-- TASK TO CARRY OUT --
Each entry below is to be copied verbatim.

-- EXTRACTED DATA --
##############################

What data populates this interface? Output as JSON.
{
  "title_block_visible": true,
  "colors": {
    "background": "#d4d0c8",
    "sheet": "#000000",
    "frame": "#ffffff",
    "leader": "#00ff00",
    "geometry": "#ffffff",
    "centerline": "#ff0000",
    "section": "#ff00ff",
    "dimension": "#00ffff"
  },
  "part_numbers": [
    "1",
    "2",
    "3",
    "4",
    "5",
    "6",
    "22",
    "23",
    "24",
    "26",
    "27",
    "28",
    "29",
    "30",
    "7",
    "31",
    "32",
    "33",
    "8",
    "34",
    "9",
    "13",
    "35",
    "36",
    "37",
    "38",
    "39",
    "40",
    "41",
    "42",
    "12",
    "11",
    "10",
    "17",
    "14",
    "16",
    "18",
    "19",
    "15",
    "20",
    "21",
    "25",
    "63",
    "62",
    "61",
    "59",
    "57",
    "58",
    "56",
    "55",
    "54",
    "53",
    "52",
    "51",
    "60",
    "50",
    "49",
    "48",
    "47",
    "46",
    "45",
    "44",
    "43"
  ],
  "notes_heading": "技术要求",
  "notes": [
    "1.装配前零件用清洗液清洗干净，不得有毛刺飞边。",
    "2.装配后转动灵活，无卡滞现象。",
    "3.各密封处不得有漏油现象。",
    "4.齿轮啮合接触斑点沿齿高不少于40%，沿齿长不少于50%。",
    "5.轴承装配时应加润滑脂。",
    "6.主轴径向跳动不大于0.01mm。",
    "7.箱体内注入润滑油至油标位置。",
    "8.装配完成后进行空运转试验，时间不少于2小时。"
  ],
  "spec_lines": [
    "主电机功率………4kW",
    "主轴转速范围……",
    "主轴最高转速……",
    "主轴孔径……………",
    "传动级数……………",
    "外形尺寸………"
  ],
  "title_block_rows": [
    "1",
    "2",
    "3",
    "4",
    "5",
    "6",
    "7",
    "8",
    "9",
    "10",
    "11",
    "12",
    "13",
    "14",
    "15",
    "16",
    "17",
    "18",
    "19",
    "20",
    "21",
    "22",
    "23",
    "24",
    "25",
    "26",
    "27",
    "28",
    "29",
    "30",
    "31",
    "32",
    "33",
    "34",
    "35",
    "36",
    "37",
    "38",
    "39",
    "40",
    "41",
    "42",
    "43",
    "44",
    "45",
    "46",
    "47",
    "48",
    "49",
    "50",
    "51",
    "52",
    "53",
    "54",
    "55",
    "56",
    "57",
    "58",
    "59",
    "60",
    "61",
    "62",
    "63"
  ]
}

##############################

-- ANSWER BOX --
What data populates this interface? Output as JSON.
{
  "title_block_visible": true,
  "colors": {
    "background": "#d4d0c8",
    "sheet": "#000000",
    "frame": "#ffffff",
    "leader": "#00ff00",
    "geometry": "#ffffff",
    "centerline": "#ff0000",
    "section": "#ff00ff",
    "dimension": "#00ffff"
  },
  "part_numbers": [
    "1",
    "2",
    "3",
    "4",
    "5",
    "6",
    "22",
    "23",
    "24",
    "26",
    "27",
    "28",
    "29",
    "30",
    "7",
    "31",
    "32",
    "33",
    "8",
    "34",
    "9",
    "13",
    "35",
    "36",
    "37",
    "38",
    "39",
    "40",
    "41",
    "42",
    "12",
    "11",
    "10",
    "17",
    "14",
    "16",
    "18",
    "19",
    "15",
    "20",
    "21",
    "25",
    "63",
    "62",
    "61",
    "59",
    "57",
    "58",
    "56",
    "55",
    "54",
    "53",
    "52",
    "51",
    "60",
    "50",
    "49",
    "48",
    "47",
    "46",
    "45",
    "44",
    "43"
  ],
  "notes_heading": "技术要求",
  "notes": [
    "1.装配前零件用清洗液清洗干净，不得有毛刺飞边。",
    "2.装配后转动灵活，无卡滞现象。",
    "3.各密封处不得有漏油现象。",
    "4.齿轮啮合接触斑点沿齿高不少于40%，沿齿长不少于50%。",
    "5.轴承装配时应加润滑脂。",
    "6.主轴径向跳动不大于0.01mm。",
    "7.箱体内注入润滑油至油标位置。",
    "8.装配完成后进行空运转试验，时间不少于2小时。"
  ],
  "spec_lines": [
    "主电机功率………4kW",
    "主轴转速范围……",
    "主轴最高转速……",
    "主轴孔径……………",
    "传动级数……………",
    "外形尺寸………"
  ],
  "title_block_rows": [
    "1",
    "2",
    "3",
    "4",
    "5",
    "6",
    "7",
    "8",
    "9",
    "10",
    "11",
    "12",
    "13",
    "14",
    "15",
    "16",
    "17",
    "18",
    "19",
    "20",
    "21",
    "22",
    "23",
    "24",
    "25",
    "26",
    "27",
    "28",
    "29",
    "30",
    "31",
    "32",
    "33",
    "34",
    "35",
    "36",
    "37",
    "38",
    "39",
    "40",
    "41",
    "42",
    "43",
    "44",
    "45",
    "46",
    "47",
    "48",
    "49",
    "50",
    "51",
    "52",
    "53",
    "54",
    "55",
    "56",
    "57",
    "58",
    "59",
    "60",
    "61",
    "62",
    "63"
  ]
}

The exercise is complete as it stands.